Start of Block

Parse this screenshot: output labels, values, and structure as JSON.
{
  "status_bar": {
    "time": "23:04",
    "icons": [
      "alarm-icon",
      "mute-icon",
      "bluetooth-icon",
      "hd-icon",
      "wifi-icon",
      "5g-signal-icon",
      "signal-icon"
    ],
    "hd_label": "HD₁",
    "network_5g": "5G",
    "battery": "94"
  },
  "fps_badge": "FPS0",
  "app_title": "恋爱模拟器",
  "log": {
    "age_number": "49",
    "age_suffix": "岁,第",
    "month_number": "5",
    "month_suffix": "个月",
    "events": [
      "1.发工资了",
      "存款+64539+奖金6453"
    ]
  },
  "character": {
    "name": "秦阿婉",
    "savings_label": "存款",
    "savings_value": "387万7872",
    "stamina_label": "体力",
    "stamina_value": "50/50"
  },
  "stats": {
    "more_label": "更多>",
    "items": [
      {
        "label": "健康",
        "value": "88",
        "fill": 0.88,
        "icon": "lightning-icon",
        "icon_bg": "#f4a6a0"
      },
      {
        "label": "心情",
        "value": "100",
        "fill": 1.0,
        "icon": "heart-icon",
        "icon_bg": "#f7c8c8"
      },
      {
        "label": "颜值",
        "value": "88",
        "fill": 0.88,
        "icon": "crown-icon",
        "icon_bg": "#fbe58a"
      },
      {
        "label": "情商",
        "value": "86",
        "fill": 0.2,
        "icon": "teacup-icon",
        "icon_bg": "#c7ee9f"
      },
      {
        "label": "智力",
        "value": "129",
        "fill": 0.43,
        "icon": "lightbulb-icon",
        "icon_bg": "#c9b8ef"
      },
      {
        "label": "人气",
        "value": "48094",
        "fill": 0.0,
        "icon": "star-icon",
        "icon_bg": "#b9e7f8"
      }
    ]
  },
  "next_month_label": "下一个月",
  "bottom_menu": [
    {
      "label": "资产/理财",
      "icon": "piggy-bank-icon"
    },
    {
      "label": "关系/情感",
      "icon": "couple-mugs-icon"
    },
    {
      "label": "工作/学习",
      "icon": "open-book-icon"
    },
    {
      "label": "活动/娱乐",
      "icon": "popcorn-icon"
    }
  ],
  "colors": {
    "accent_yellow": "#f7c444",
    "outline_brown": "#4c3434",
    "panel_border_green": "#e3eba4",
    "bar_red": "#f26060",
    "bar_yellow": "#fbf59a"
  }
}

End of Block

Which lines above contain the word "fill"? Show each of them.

        "fill": 0.88,
        "fill": 1.0,
        "fill": 0.88,
        "fill": 0.2,
        "fill": 0.43,
        "fill": 0.0,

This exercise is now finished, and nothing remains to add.